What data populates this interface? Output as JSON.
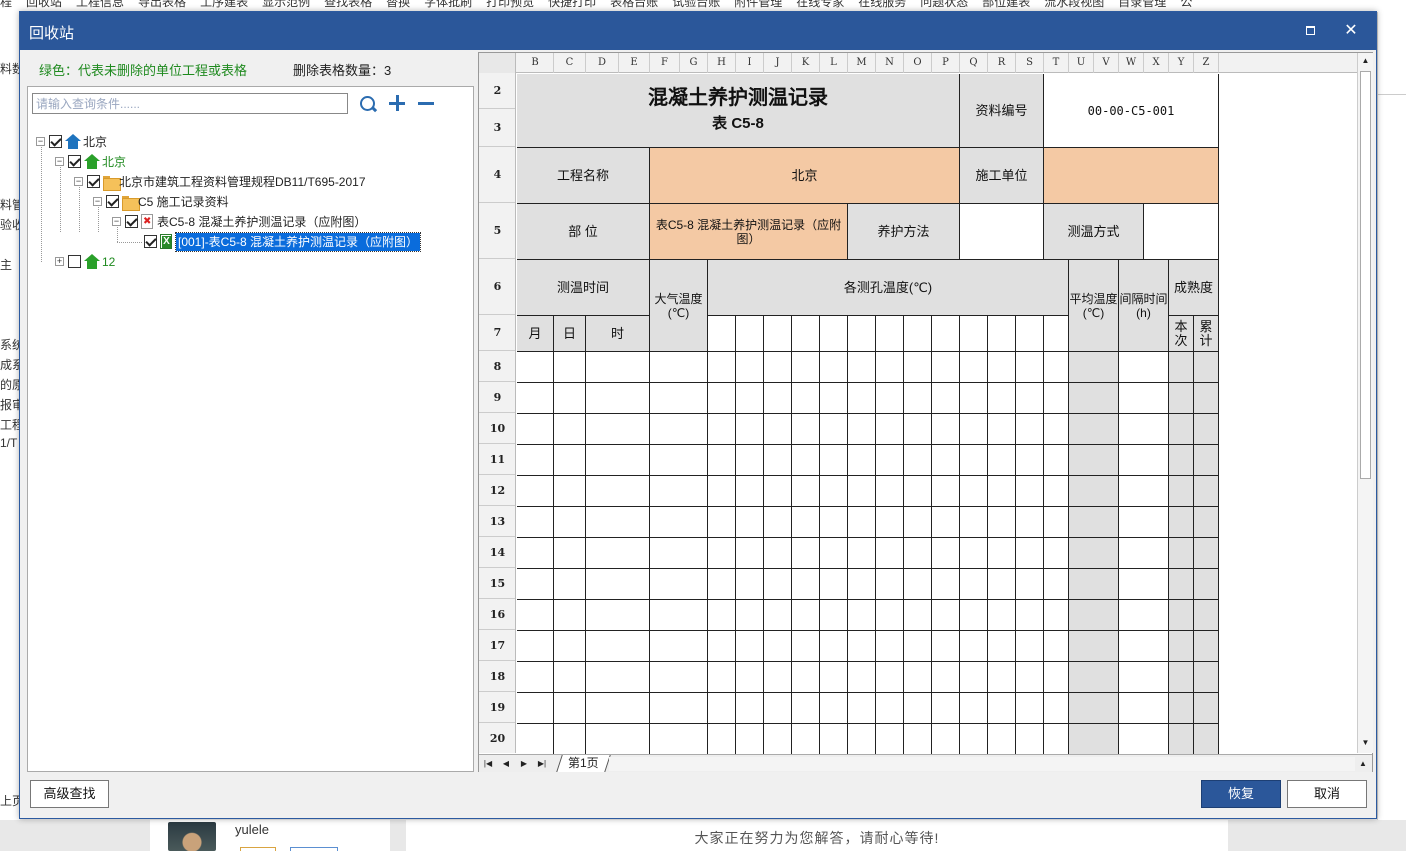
{
  "background": {
    "menu_items": [
      "程",
      "回收站",
      "工程信息",
      "导出表格",
      "工序建表",
      "显示范例",
      "查找表格",
      "替换",
      "字体批刷",
      "打印预览",
      "快捷打印",
      "表格台账",
      "试验台账",
      "附件管理",
      "在线专家",
      "在线服务",
      "问题状态",
      "部位建表",
      "流水段视图",
      "目录管理",
      "公"
    ],
    "left_fragments": [
      {
        "text": "料数"
      },
      {
        "text": "料管"
      },
      {
        "text": "验收"
      },
      {
        "text": "主"
      },
      {
        "text": "系统"
      },
      {
        "text": "成系"
      },
      {
        "text": "的原"
      },
      {
        "text": "报审"
      },
      {
        "text": "工程"
      },
      {
        "text": "1/T"
      },
      {
        "text": "上页"
      }
    ],
    "username": "yulele",
    "message": "大家正在努力为您解答，请耐心等待!"
  },
  "dialog": {
    "title": "回收站",
    "legend": "绿色：代表未删除的单位工程或表格",
    "delete_count_label": "删除表格数量：3",
    "search_placeholder": "请输入查询条件......",
    "buttons": {
      "advanced": "高级查找",
      "restore": "恢复",
      "cancel": "取消"
    }
  },
  "tree": [
    {
      "label": "北京",
      "icon": "home-blue-icon",
      "expander": "⊟",
      "checked": true
    },
    {
      "label": "北京",
      "icon": "home-green-icon",
      "expander": "⊟",
      "checked": true,
      "green": true
    },
    {
      "label": "北京市建筑工程资料管理规程DB11/T695-2017",
      "icon": "folder-icon",
      "expander": "⊟",
      "checked": true
    },
    {
      "label": "C5 施工记录资料",
      "icon": "folder-icon",
      "expander": "⊟",
      "checked": true
    },
    {
      "label": "表C5-8 混凝土养护测温记录（应附图）",
      "icon": "deleted-file-icon",
      "expander": "⊟",
      "checked": true
    },
    {
      "label": "[001]-表C5-8 混凝土养护测温记录（应附图）",
      "icon": "excel-file-icon",
      "checked": true,
      "selected": true
    },
    {
      "label": "12",
      "icon": "home-green-icon",
      "expander": "⊞",
      "checked": false,
      "green": true
    }
  ],
  "sheet": {
    "columns": [
      "B",
      "C",
      "D",
      "E",
      "F",
      "G",
      "H",
      "I",
      "J",
      "K",
      "L",
      "M",
      "N",
      "O",
      "P",
      "Q",
      "R",
      "S",
      "T",
      "U",
      "V",
      "W",
      "X",
      "Y",
      "Z"
    ],
    "rows": [
      "2",
      "3",
      "4",
      "5",
      "6",
      "7",
      "8",
      "9",
      "10",
      "11",
      "12",
      "13",
      "14",
      "15",
      "16",
      "17",
      "18",
      "19",
      "20"
    ],
    "title": "混凝土养护测温记录",
    "subtitle": "表 C5-8",
    "doc_no_label": "资料编号",
    "doc_no": "00-00-C5-001",
    "project_label": "工程名称",
    "project_value": "北京",
    "builder_label": "施工单位",
    "part_label": "部 位",
    "part_value": "表C5-8 混凝土养护测温记录（应附图）",
    "curing_label": "养护方法",
    "measure_label": "测温方式",
    "time_label": "测温时间",
    "air_temp_label": "大气温度(℃)",
    "holes_label": "各测孔温度(℃)",
    "avg_label": "平均温度(℃)",
    "interval_label": "间隔时间(h)",
    "maturity_label": "成熟度",
    "month": "月",
    "day": "日",
    "hour": "时",
    "current": "本次",
    "total": "累计",
    "tab": "第1页"
  }
}
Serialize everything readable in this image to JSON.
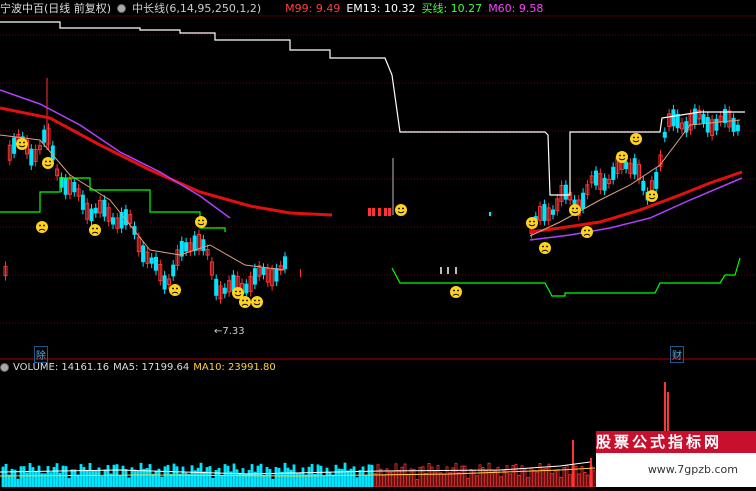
{
  "header": {
    "security_name": "宁波中百(日线 前复权)",
    "indicator_title": "中长线(6,14,95,250,1,2)",
    "m99_label": "M99: 9.49",
    "em13_label": "EM13: 10.32",
    "buy_line_label": "买线: 10.27",
    "m60_label": "M60: 9.58"
  },
  "price_marker": "7.33",
  "event_tags": [
    "除",
    "财"
  ],
  "volume_header": {
    "volume_label": "VOLUME: 14161.16",
    "ma5_label": "MA5: 17199.64",
    "ma10_label": "MA10: 23991.80"
  },
  "watermark": {
    "brand": "股票公式指标网",
    "url": "www.7gpzb.com"
  },
  "colors": {
    "background": "#000000",
    "grid": "#7a0000",
    "up": "#ff3333",
    "down": "#00e5ff",
    "m99": "#ff3333",
    "em13": "#ffffff",
    "buy_line": "#00ff00",
    "m60": "#ff00ff",
    "red_line": "#e01010",
    "magenta_line": "#b040ff"
  },
  "icons": [
    "settings-icon",
    "smiley-icon",
    "sad-face-icon"
  ]
}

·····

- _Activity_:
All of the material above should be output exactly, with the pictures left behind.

- _Answer area_:
What data populates this interface? Output as JSON.
{
  "background": {
    "menu_items": [
      "程",
      "回收站",
      "工程信息",
      "导出表格",
      "工序建表",
      "显示范例",
      "查找表格",
      "替换",
      "字体批刷",
      "打印预览",
      "快捷打印",
      "表格台账",
      "试验台账",
      "附件管理",
      "在线专家",
      "在线服务",
      "问题状态",
      "部位建表",
      "流水段视图",
      "目录管理",
      "公"
    ],
    "left_fragments": [
      {
        "text": "料数"
      },
      {
        "text": "料管"
      },
      {
        "text": "验收"
      },
      {
        "text": "主"
      },
      {
        "text": "系统"
      },
      {
        "text": "成系"
      },
      {
        "text": "的原"
      },
      {
        "text": "报审"
      },
      {
        "text": "工程"
      },
      {
        "text": "1/T"
      },
      {
        "text": "上页"
      }
    ],
    "username": "yulele",
    "message": "大家正在努力为您解答，请耐心等待!"
  },
  "dialog": {
    "title": "回收站",
    "legend": "绿色：代表未删除的单位工程或表格",
    "delete_count_label": "删除表格数量：3",
    "search_placeholder": "请输入查询条件......",
    "buttons": {
      "advanced": "高级查找",
      "restore": "恢复",
      "cancel": "取消"
    }
  },
  "tree": [
    {
      "label": "北京",
      "icon": "home-blue-icon",
      "expander": "⊟",
      "checked": true
    },
    {
      "label": "北京",
      "icon": "home-green-icon",
      "expander": "⊟",
      "checked": true,
      "green": true
    },
    {
      "label": "北京市建筑工程资料管理规程DB11/T695-2017",
      "icon": "folder-icon",
      "expander": "⊟",
      "checked": true
    },
    {
      "label": "C5 施工记录资料",
      "icon": "folder-icon",
      "expander": "⊟",
      "checked": true
    },
    {
      "label": "表C5-8 混凝土养护测温记录（应附图）",
      "icon": "deleted-file-icon",
      "expander": "⊟",
      "checked": true
    },
    {
      "label": "[001]-表C5-8 混凝土养护测温记录（应附图）",
      "icon": "excel-file-icon",
      "checked": true,
      "selected": true
    },
    {
      "label": "12",
      "icon": "home-green-icon",
      "expander": "⊞",
      "checked": false,
      "green": true
    }
  ],
  "sheet": {
    "columns": [
      "B",
      "C",
      "D",
      "E",
      "F",
      "G",
      "H",
      "I",
      "J",
      "K",
      "L",
      "M",
      "N",
      "O",
      "P",
      "Q",
      "R",
      "S",
      "T",
      "U",
      "V",
      "W",
      "X",
      "Y",
      "Z"
    ],
    "rows": [
      "2",
      "3",
      "4",
      "5",
      "6",
      "7",
      "8",
      "9",
      "10",
      "11",
      "12",
      "13",
      "14",
      "15",
      "16",
      "17",
      "18",
      "19",
      "20"
    ],
    "title": "混凝土养护测温记录",
    "subtitle": "表 C5-8",
    "doc_no_label": "资料编号",
    "doc_no": "00-00-C5-001",
    "project_label": "工程名称",
    "project_value": "北京",
    "builder_label": "施工单位",
    "part_label": "部 位",
    "part_value": "表C5-8 混凝土养护测温记录（应附图）",
    "curing_label": "养护方法",
    "measure_label": "测温方式",
    "time_label": "测温时间",
    "air_temp_label": "大气温度(℃)",
    "holes_label": "各测孔温度(℃)",
    "avg_label": "平均温度(℃)",
    "interval_label": "间隔时间(h)",
    "maturity_label": "成熟度",
    "month": "月",
    "day": "日",
    "hour": "时",
    "current": "本次",
    "total": "累计",
    "tab": "第1页"
  }
}
Serialize everything readable in this image to JSON.
{
  "header": {
    "security_name": "宁波中百(日线 前复权)",
    "indicator_title": "中长线(6,14,95,250,1,2)",
    "m99_label": "M99: 9.49",
    "em13_label": "EM13: 10.32",
    "buy_line_label": "买线: 10.27",
    "m60_label": "M60: 9.58"
  },
  "price_marker": "7.33",
  "event_tags": [
    "除",
    "财"
  ],
  "volume_header": {
    "volume_label": "VOLUME: 14161.16",
    "ma5_label": "MA5: 17199.64",
    "ma10_label": "MA10: 23991.80"
  },
  "watermark": {
    "brand": "股票公式指标网",
    "url": "www.7gpzb.com"
  },
  "colors": {
    "background": "#000000",
    "grid": "#7a0000",
    "up": "#ff3333",
    "down": "#00e5ff",
    "m99": "#ff3333",
    "em13": "#ffffff",
    "buy_line": "#00ff00",
    "m60": "#ff00ff",
    "red_line": "#e01010",
    "magenta_line": "#b040ff"
  },
  "icons": [
    "settings-icon",
    "smiley-icon",
    "sad-face-icon"
  ]
}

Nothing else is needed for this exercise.